The Second World War involved mass participation in the ‘war effort’. Many jobs became designated as ‘reserved occupations’ requiring males and females to work in mills and factories in order to maintain vital war production. This was the case in the textile trade in the Colne Valley as the mills produced khaki and serge for the armed forces. Many of the residents of Marsden were engaged in the home front war effort as they worked in textiles, engineering and many other occupations.

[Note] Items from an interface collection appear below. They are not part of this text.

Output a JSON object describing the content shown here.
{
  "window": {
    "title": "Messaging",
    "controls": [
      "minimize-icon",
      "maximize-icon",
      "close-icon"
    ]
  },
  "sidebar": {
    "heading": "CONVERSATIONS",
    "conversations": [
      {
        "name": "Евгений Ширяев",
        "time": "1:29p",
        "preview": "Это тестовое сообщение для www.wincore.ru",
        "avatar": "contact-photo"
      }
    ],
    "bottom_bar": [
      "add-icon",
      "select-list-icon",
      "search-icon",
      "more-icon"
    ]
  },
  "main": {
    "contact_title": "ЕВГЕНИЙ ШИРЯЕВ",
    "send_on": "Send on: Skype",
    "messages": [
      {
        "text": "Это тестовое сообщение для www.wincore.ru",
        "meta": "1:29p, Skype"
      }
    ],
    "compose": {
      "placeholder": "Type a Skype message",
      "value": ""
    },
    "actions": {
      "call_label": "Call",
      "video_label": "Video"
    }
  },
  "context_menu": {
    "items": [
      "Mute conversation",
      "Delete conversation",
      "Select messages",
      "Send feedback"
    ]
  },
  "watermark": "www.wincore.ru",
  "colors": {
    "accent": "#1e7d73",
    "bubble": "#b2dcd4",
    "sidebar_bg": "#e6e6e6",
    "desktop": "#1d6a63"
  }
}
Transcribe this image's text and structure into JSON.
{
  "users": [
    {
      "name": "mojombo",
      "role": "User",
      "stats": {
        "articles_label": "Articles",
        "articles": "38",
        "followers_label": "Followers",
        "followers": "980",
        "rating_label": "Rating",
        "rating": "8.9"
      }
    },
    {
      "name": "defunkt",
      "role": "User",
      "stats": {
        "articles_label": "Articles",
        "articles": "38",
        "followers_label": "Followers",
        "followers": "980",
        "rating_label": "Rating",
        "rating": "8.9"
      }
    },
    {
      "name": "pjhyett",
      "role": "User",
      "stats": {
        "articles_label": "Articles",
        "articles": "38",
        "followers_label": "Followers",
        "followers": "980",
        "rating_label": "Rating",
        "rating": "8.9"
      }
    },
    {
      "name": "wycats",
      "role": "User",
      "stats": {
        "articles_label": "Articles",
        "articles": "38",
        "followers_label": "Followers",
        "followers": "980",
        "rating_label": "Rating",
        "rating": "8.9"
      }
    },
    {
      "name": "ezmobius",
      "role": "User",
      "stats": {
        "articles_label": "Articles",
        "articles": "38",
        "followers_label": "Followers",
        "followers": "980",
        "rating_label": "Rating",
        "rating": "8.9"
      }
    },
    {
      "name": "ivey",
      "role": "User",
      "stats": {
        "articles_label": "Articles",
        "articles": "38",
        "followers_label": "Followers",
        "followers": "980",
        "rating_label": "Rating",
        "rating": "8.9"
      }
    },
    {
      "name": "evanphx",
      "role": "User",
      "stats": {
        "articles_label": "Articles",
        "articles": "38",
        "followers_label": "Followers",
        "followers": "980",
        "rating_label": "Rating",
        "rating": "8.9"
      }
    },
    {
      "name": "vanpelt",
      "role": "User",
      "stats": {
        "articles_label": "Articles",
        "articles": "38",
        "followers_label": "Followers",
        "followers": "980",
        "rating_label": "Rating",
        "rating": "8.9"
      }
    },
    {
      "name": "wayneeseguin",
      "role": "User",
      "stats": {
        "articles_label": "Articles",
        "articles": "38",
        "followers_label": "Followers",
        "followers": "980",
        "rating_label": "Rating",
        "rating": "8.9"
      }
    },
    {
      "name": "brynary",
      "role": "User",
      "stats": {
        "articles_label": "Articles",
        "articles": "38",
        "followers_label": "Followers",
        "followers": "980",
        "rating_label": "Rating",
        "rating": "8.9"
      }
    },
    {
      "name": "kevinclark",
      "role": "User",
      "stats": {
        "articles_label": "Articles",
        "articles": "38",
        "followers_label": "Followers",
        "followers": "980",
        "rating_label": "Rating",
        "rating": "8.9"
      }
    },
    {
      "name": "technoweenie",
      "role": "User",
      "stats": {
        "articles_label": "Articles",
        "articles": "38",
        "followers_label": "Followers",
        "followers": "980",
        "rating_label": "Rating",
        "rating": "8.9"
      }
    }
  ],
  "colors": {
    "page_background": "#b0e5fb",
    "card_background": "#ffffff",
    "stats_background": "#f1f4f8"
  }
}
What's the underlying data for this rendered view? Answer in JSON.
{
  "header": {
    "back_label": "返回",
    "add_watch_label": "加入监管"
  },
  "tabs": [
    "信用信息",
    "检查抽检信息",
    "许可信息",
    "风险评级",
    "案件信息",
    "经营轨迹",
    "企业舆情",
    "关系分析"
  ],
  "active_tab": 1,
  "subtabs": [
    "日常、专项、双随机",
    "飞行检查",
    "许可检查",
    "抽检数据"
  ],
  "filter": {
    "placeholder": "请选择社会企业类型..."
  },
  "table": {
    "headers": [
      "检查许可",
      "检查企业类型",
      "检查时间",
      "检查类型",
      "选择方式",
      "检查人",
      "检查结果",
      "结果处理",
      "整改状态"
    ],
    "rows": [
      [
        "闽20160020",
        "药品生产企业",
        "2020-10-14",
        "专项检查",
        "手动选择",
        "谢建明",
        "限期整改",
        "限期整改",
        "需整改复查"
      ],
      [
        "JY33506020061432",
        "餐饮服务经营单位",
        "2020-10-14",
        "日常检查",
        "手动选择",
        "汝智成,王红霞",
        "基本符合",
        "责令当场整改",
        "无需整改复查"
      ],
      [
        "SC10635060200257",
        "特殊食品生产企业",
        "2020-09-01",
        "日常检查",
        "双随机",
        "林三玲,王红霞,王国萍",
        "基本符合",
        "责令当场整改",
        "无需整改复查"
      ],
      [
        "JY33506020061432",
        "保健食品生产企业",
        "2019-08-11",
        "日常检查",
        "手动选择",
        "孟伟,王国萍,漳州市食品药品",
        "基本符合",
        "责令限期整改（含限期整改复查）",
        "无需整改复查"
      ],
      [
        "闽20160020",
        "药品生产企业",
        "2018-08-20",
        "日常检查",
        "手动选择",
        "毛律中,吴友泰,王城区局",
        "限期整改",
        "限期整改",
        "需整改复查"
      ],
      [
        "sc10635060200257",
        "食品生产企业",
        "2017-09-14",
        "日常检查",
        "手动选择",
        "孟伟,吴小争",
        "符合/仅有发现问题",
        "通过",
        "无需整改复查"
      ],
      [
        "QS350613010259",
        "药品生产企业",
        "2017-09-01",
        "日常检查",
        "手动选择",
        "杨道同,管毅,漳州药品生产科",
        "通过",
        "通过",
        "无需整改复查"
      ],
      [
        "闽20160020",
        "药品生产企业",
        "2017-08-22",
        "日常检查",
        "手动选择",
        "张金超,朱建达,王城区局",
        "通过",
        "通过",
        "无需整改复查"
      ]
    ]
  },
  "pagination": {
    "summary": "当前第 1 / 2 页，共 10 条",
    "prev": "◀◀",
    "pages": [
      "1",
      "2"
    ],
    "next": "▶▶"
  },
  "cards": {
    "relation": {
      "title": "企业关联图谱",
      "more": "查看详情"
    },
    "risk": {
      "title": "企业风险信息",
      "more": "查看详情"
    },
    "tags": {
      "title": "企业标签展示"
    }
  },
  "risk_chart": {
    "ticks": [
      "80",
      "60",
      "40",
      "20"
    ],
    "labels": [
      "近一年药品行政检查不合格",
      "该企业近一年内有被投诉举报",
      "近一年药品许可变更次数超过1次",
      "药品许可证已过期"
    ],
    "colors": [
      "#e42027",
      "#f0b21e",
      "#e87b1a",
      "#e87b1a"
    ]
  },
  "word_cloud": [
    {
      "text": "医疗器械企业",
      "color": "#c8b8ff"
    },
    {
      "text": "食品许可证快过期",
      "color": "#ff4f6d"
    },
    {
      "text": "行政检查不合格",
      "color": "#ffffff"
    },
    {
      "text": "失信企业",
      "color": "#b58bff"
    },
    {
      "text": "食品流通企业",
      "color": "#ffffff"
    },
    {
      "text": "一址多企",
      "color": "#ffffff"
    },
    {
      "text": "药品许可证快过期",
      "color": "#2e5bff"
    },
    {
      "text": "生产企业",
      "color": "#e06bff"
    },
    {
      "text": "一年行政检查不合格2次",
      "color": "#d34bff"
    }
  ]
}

I worked at Bruce’s - Crowther Bruce & Co - in the blending. We did all sorts of colours for cloth and yarn, but mainly khaki for shirting [for the war]. We didn’t do the serge battle dress. Bank Bottom did great coats. I started at half past seven in them days, till five. Five and half days a week. Home and had me tea and then went to Tech, three nights a week. You went on a 7 year course then – it was a City & Guilds – textiles. You studied everything – spinning, carding, blending, raw materials and mechanics. The [government] inspectors were crackpot. We’d lay all pieces out in the shed for them to see. They’d turn some down, just for devilment like - and we’d show ‘em them again the next time they came!
Mi dad ran the post office during the war. He got up at a quarter past five to do a delivery. There were two deliveries a day. You could post a letter in the morning and it would be there by the afternoon. Geoff
Mi sister’s husband got killed and I think it were about three weeks after when I went to live with her. I travelled up to Marsden about three weeks to a month [to work at John Edward Crowther’s mill] and then they said would I like to work down in the [railway] warehouse. They wouldn’t call me up and I could look after my sister and her child, you see. I went in as a porter and I finished up as a loader, loading wagons - Brooks motors, stuff from Hopkinsons, British Dyes, bales of yarn, things that were rationed. It were hard but it were fun.Nellie
We all went somewhere. Ivy went into a canteen for the soldiers at Elland. They were based up there. Harry couldn’t go anywhere, simply because he’d had rheumatic fever and they wouldn’t take him in the army or anything, so he went into the fire-service at Slawit. Maud went into the Town Hall at Slaithwaite. May went into the Land Army at Easingwold in York. Our Bill went into the army. He finished up a Commando, did Bill.
I should have gone up in ‘41 but my boss got me off so I went up in ‘42. I was 18 when I went up. I started at Jimmy’s. Instead of three years training, we’d everything to shove into 12 months. And then we went to Otley to do our ward work. Then I had the choice of Birmingham or Holmfirth. Where would you have plumped for? I had my 21st nursing. Edna
My father came from London to here and went straight into the mill. He had actually worked at the Woolwich Arsenal, you know it was a big drop in wages, you see. Mother used to go out and clean for other women and then she worked at the school canteen. Peggy
I was 19, working as an apprentice in an engineering shop at Lockwood. We were building machine tools a lot of which were exported to Russia by devious routes, some on the Arctic convoys and some through Persia & into Russia at the southern end. We were told that 75% of the machines were sunk on the ships. Keith
I worked at Bank Bottom Mills from the age of 14. One day, just before 12.30, as we made our way back into the mill after our dinner break, an aeroplane circled just above the mill chimney. A cheer went up by some of us who saw it. I believe one of the crew was a Marsdener – and I believe he got into a bit a trouble for doing it. Brenda
Our mothers had to work in the mill. My mother was a weaver - she used to make khaki, you know. [Frank’s] mother was a mender at Bank Bottom. I mean we were only at school but we’d to do work while my mother worked. We’d come home from school and get cleaning up and get the shopping an’ that, ready for when my mum came home. We had our work to do, we all had our jobs. My mother was an Air Raid Warden as well. Sylvia